All notions of competence were out the window. I was no longer safe.
That night I lay in bed hugely fearful of the next day, when I had to get back in the saddle and go again. Here I was, an ocean away on a fabulously romantic adventure, and I was scared shitless. And disappointed with myself, because up until the end, I was feeling so damn good. That’s not how you’re supposed to spend a vacation in the Alps. What a waste!
And my partner picked up on it, too. He said, “You’re acting like you do when you’ve been hurt.” I wasn’t hurt; I was scared. But as far as he was concerned, the outcome was no different.
Of course skiing, like anything else, is at least partly a mental game. The next day, still scared, I panicked more than was necessary. Even back on the “easier” runs, I was wobbly and unsure and so focused on just making it down alive that the love for what I was doing was diminished.
Can you see where this is going?
I didn’t really need to kick my own ass.
Had I taken the cue that “hard as shit” might not be appropriate for the end of my first day of Alpine skiing, this story might have ended differently.
I would have joined my lovely sister-in-law for one last run down the easier slope, a gorgeous ride down the ski lift to the bottom, and a hot mug of spiced wine.
I would have ended that day confident, proud, and eager to start again the next day.
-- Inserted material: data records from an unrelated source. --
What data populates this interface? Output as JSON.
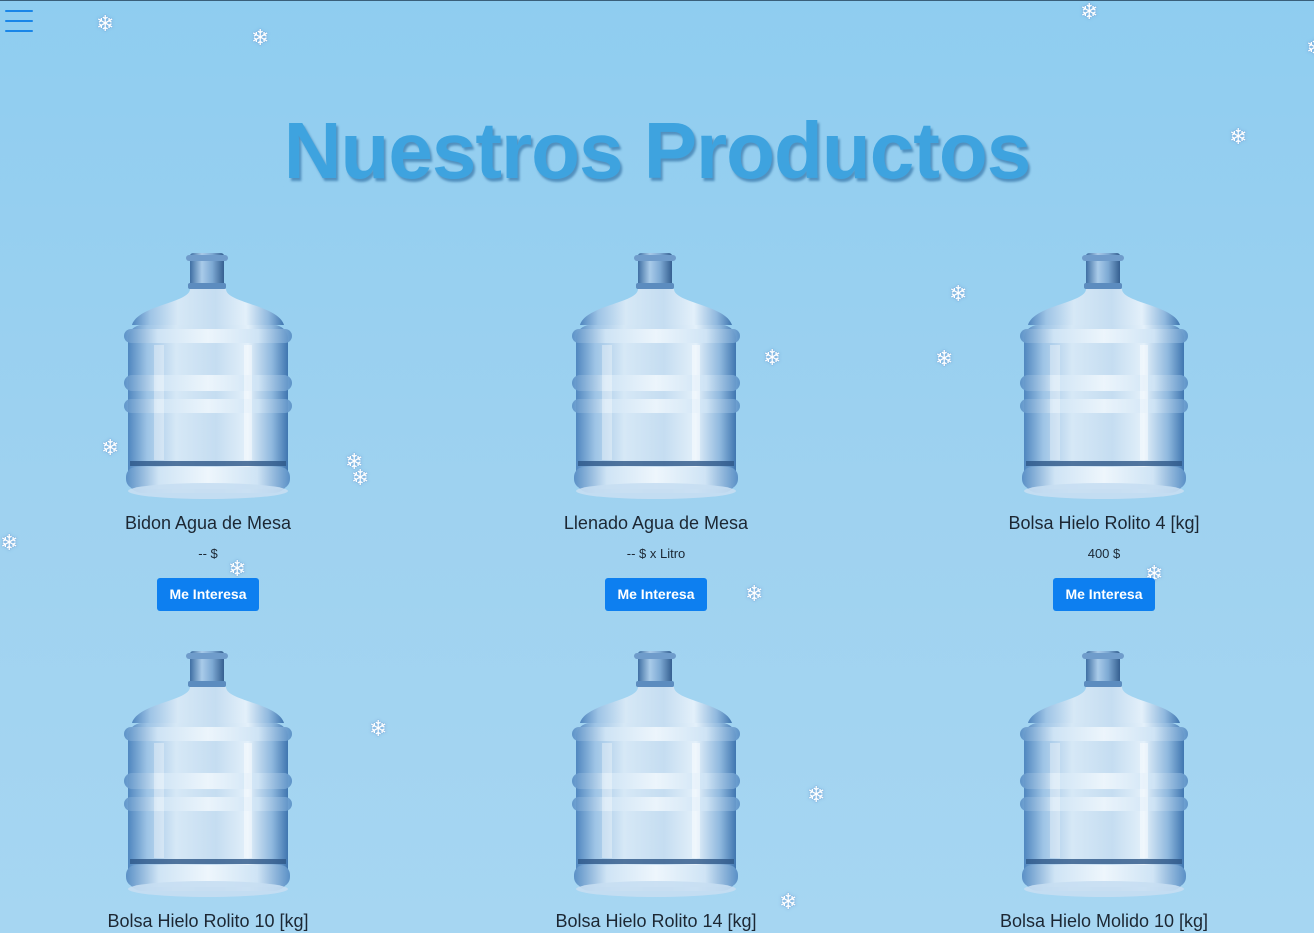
{
  "header": {
    "menu_icon": "hamburger-menu-icon",
    "title": "Nuestros Productos"
  },
  "decorations": {
    "snowflake_glyph": "❄"
  },
  "products": [
    {
      "name": "Bidon Agua de Mesa",
      "price": "-- $",
      "button": "Me Interesa",
      "image": "water-jug-image"
    },
    {
      "name": "Llenado Agua de Mesa",
      "price": "-- $ x Litro",
      "button": "Me Interesa",
      "image": "water-jug-image"
    },
    {
      "name": "Bolsa Hielo Rolito 4 [kg]",
      "price": "400 $",
      "button": "Me Interesa",
      "image": "water-jug-image"
    },
    {
      "name": "Bolsa Hielo Rolito 10 [kg]",
      "image": "water-jug-image"
    },
    {
      "name": "Bolsa Hielo Rolito 14 [kg]",
      "image": "water-jug-image"
    },
    {
      "name": "Bolsa Hielo Molido 10 [kg]",
      "image": "water-jug-image"
    }
  ],
  "colors": {
    "background": "#9dd1f0",
    "title": "#3ea3df",
    "button": "#0d7ff0",
    "menu_icon": "#1a86e8"
  }
}
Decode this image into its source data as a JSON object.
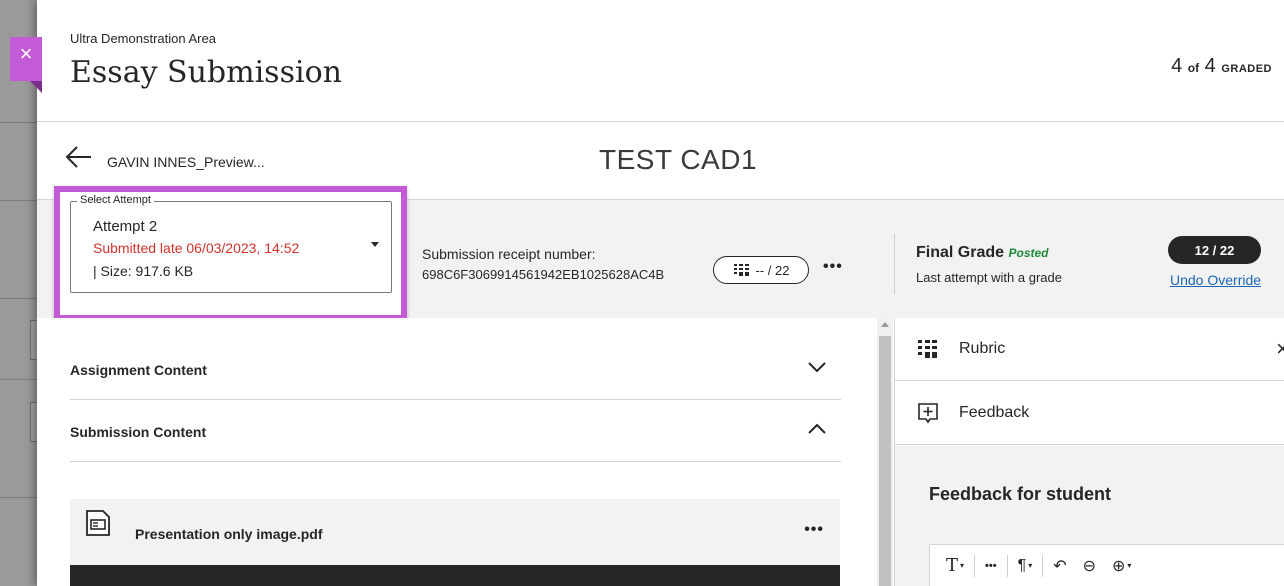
{
  "header": {
    "course_name": "Ultra Demonstration Area",
    "page_title": "Essay Submission",
    "graded_count": "4",
    "graded_of": "of",
    "graded_total": "4",
    "graded_label": "GRADED"
  },
  "close_icon": "×",
  "student": {
    "name": "GAVIN INNES_Preview...",
    "assignment_title": "TEST CAD1"
  },
  "attempt": {
    "legend": "Select Attempt",
    "name": "Attempt 2",
    "status": "Submitted late 06/03/2023, 14:52",
    "size": "| Size: 917.6 KB"
  },
  "receipt": {
    "label": "Submission receipt number:",
    "number": "698C6F3069914561942EB1025628AC4B"
  },
  "grade_pill": "-- / 22",
  "more_dots": "•••",
  "final_grade": {
    "label": "Final Grade",
    "posted": "Posted",
    "subtitle": "Last attempt with a grade",
    "score": "12  / 22",
    "undo_link": "Undo Override"
  },
  "content": {
    "assignment_section": "Assignment Content",
    "submission_section": "Submission Content",
    "file_name": "Presentation only image.pdf",
    "file_dots": "•••"
  },
  "right_panel": {
    "rubric_label": "Rubric",
    "rubric_close": "×",
    "feedback_label": "Feedback",
    "feedback_title": "Feedback for student"
  },
  "editor_toolbar": {
    "text_btn": "T",
    "more_btn": "•••",
    "para_btn": "¶",
    "undo_btn": "↶",
    "link_btn": "⊖",
    "add_btn": "⊕",
    "caret": "▾"
  },
  "colors": {
    "accent": "#c25bd5",
    "late": "#d0342c",
    "posted": "#1f8a3a",
    "link": "#1d66b8",
    "dark_badge": "#262626"
  }
}
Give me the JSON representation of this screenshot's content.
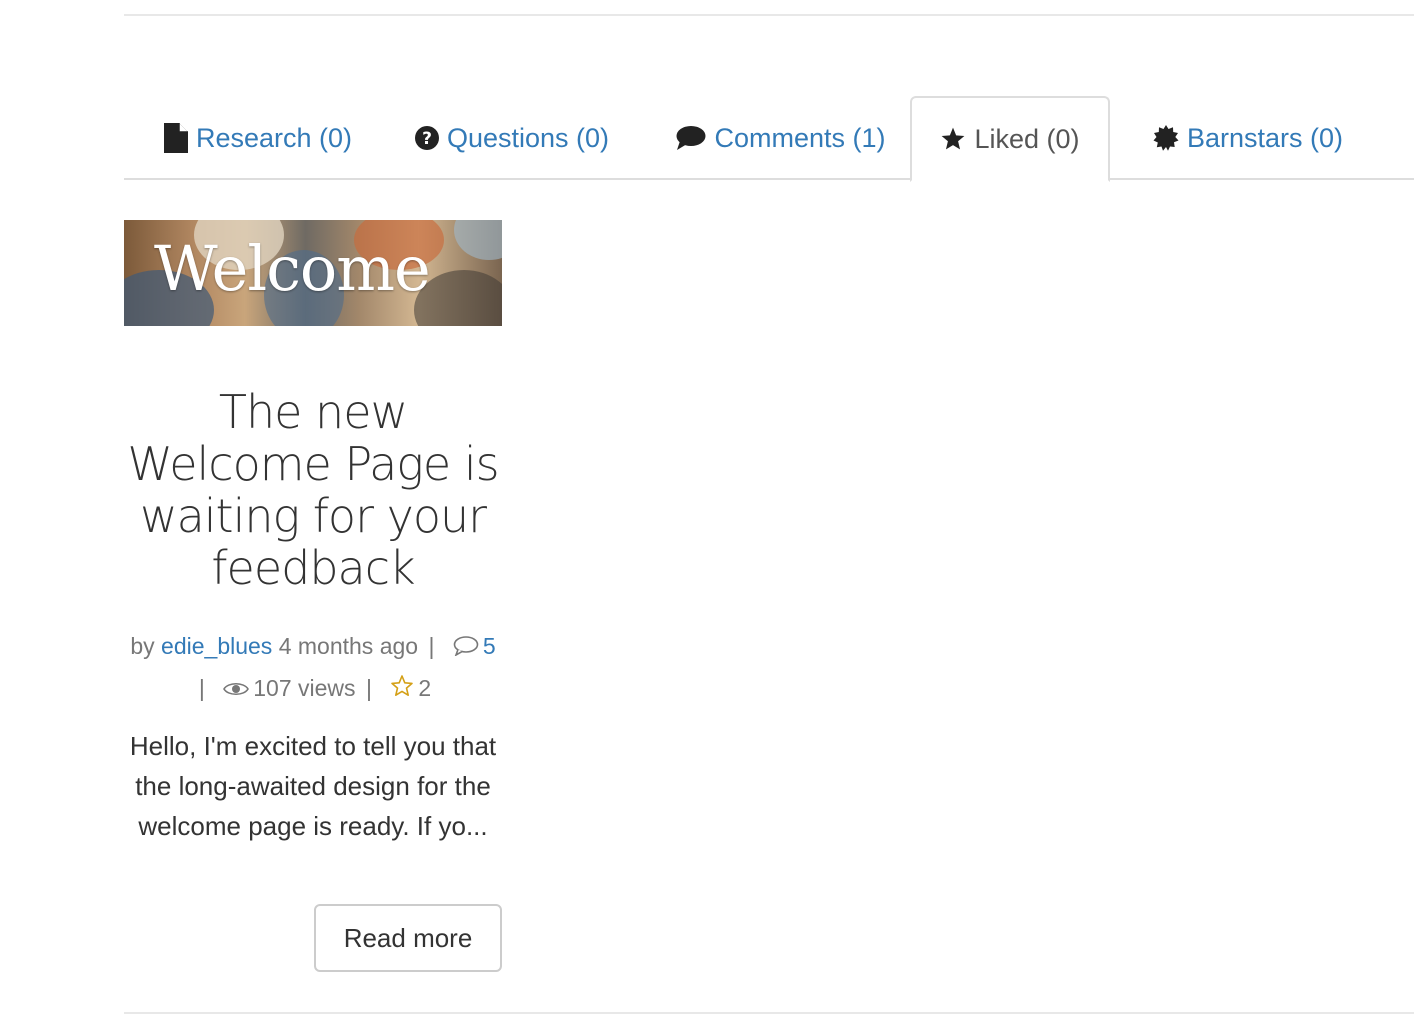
{
  "tabs": [
    {
      "label": "Research (0)",
      "icon": "file-icon"
    },
    {
      "label": "Questions (0)",
      "icon": "question-circle-icon"
    },
    {
      "label": "Comments (1)",
      "icon": "comment-icon"
    },
    {
      "label": "Liked (0)",
      "icon": "star-icon",
      "active": true
    },
    {
      "label": "Barnstars (0)",
      "icon": "certificate-icon"
    }
  ],
  "post": {
    "banner_text": "Welcome",
    "title": "The new Welcome Page is waiting for your feedback",
    "meta": {
      "by": "by",
      "author": "edie_blues",
      "time": "4 months ago",
      "separator": "|",
      "comments_count": "5",
      "views": "107 views",
      "likes": "2"
    },
    "excerpt": "Hello, I'm excited to tell you that the long-awaited design for the welcome page is ready. If yo...",
    "read_more_label": "Read more"
  },
  "colors": {
    "link": "#337ab7",
    "muted": "#777777",
    "text": "#333333",
    "star": "#d4a017",
    "border": "#dddddd"
  }
}
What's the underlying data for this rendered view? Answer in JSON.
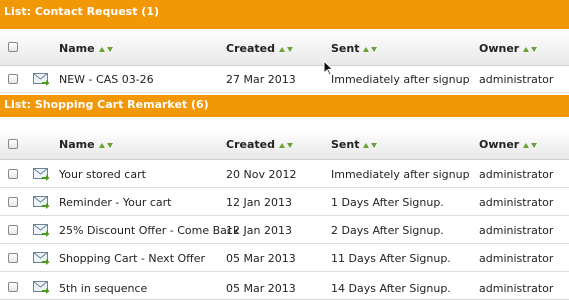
{
  "lists": [
    {
      "title": "List: Contact Request (1)",
      "columns": [
        "Name",
        "Created",
        "Sent",
        "Owner"
      ],
      "rows": [
        {
          "name": "NEW - CAS 03-26",
          "created": "27 Mar 2013",
          "sent": "Immediately after signup",
          "owner": "administrator"
        }
      ]
    },
    {
      "title": "List: Shopping Cart Remarket (6)",
      "columns": [
        "Name",
        "Created",
        "Sent",
        "Owner"
      ],
      "rows": [
        {
          "name": "Your stored cart",
          "created": "20 Nov 2012",
          "sent": "Immediately after signup",
          "owner": "administrator"
        },
        {
          "name": "Reminder - Your cart",
          "created": "12 Jan 2013",
          "sent": "1 Days After Signup.",
          "owner": "administrator"
        },
        {
          "name": "25% Discount Offer - Come Back",
          "created": "12 Jan 2013",
          "sent": "2 Days After Signup.",
          "owner": "administrator"
        },
        {
          "name": "Shopping Cart - Next Offer",
          "created": "05 Mar 2013",
          "sent": "11 Days After Signup.",
          "owner": "administrator"
        },
        {
          "name": "5th in sequence",
          "created": "05 Mar 2013",
          "sent": "14 Days After Signup.",
          "owner": "administrator"
        }
      ]
    }
  ],
  "icons": {
    "row_icon": "email-send-icon",
    "sort_icon": "sort-arrows-icon",
    "cursor": "mouse-pointer-icon"
  },
  "colors": {
    "list_header_bg": "#f29807",
    "sort_arrow": "#6aa233"
  }
}
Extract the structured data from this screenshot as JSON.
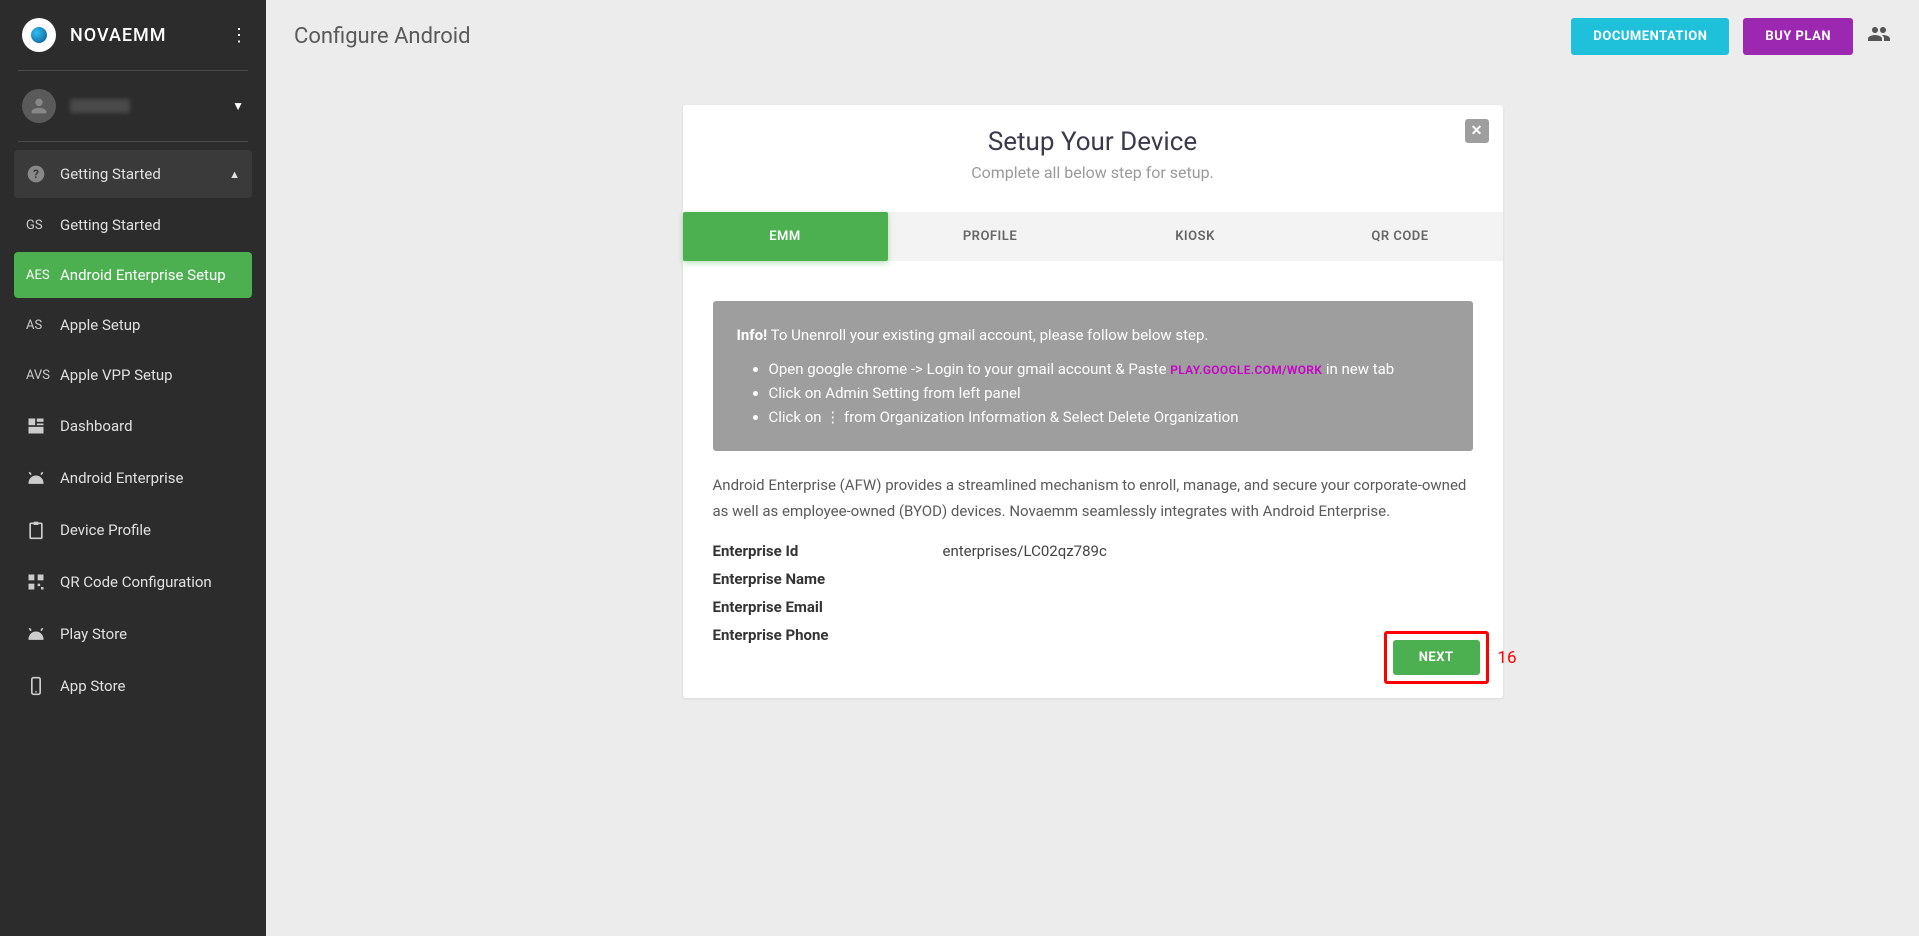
{
  "brand": {
    "name": "NOVAEMM"
  },
  "sidebar": {
    "group": {
      "label": "Getting Started"
    },
    "items": [
      {
        "abbr": "GS",
        "label": "Getting Started"
      },
      {
        "abbr": "AES",
        "label": "Android Enterprise Setup"
      },
      {
        "abbr": "AS",
        "label": "Apple Setup"
      },
      {
        "abbr": "AVS",
        "label": "Apple VPP Setup"
      }
    ],
    "main": [
      {
        "label": "Dashboard"
      },
      {
        "label": "Android Enterprise"
      },
      {
        "label": "Device Profile"
      },
      {
        "label": "QR Code Configuration"
      },
      {
        "label": "Play Store"
      },
      {
        "label": "App Store"
      }
    ]
  },
  "header": {
    "title": "Configure Android",
    "doc_btn": "DOCUMENTATION",
    "plan_btn": "BUY PLAN"
  },
  "card": {
    "title": "Setup Your Device",
    "subtitle": "Complete all below step for setup.",
    "tabs": [
      "EMM",
      "PROFILE",
      "KIOSK",
      "QR CODE"
    ],
    "info": {
      "prefix": "Info!",
      "lead": "To Unenroll your existing gmail account, please follow below step.",
      "steps": {
        "s1a": "Open google chrome -> Login to your gmail account & Paste ",
        "s1_link": "PLAY.GOOGLE.COM/WORK",
        "s1b": " in new tab",
        "s2": "Click on Admin Setting from left panel",
        "s3": "Click on ⋮ from Organization Information & Select Delete Organization"
      }
    },
    "description": "Android Enterprise (AFW) provides a streamlined mechanism to enroll, manage, and secure your corporate-owned as well as employee-owned (BYOD) devices. Novaemm seamlessly integrates with Android Enterprise.",
    "fields": {
      "id_label": "Enterprise Id",
      "id_value": "enterprises/LC02qz789c",
      "name_label": "Enterprise Name",
      "name_value": "",
      "email_label": "Enterprise Email",
      "email_value": "",
      "phone_label": "Enterprise Phone",
      "phone_value": ""
    },
    "next": "NEXT",
    "callout": "16"
  }
}
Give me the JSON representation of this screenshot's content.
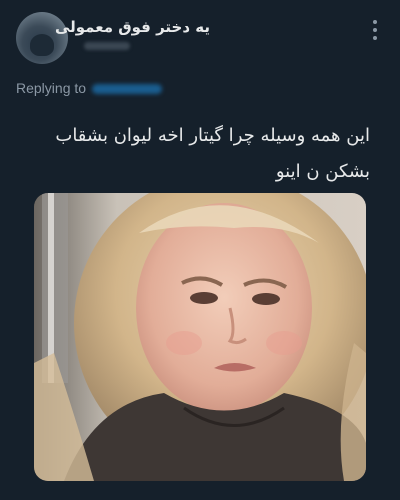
{
  "tweet": {
    "display_name": "یه دختر فوق معمولی",
    "replying_label": "Replying to",
    "text_lines": [
      "این همه وسیله چرا گیتار اخه لیوان بشقاب",
      "بشکن ن اینو"
    ]
  },
  "icons": {
    "more": "vertical-ellipsis-icon"
  },
  "colors": {
    "background": "#15202b",
    "primary_text": "#e7e9ea",
    "secondary_text": "#8b98a5",
    "link": "#1d9bf0"
  }
}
And I’m convinced that I would have done better, felt better, and had the wherewithal to be fully present had I not disregarded my own boundaries.
And I did it because I thought I should. I thought that’s what I needed to do to take full advantage of being there.
How often do we do this? And in how many different ways?
If we’re in a conscious practice of gentle pushing past our comfort zone, it can be occasionally tempting to throw it all to hell and hurtle oneself way beyond what we know in our heart is an actual boundary.
And when that leaves us crumpled, fearful and full of new self-doubt, it is not a practice borne of self-love.
There’s a difference, I think, between this and the healthy fear that we can acknowledge and move through. Healthy fear can be an opportunity to move a bit beyond where we are; to push through into something bigger and better. But carelessly disregarding boundaries does not accomplish these aims. To the contrary, it wears us out, makes us less than we could otherwise become.
Respecting my own boundaries means that I have the willingness and confidence to come back again; to push the comfort zone out a bit more; to have even more to give tomorrow. It means that in the long run I’m more effective, because I’m working with where I am right now.
So, what do you think? Where could you show a bit more love for healthy boundaries?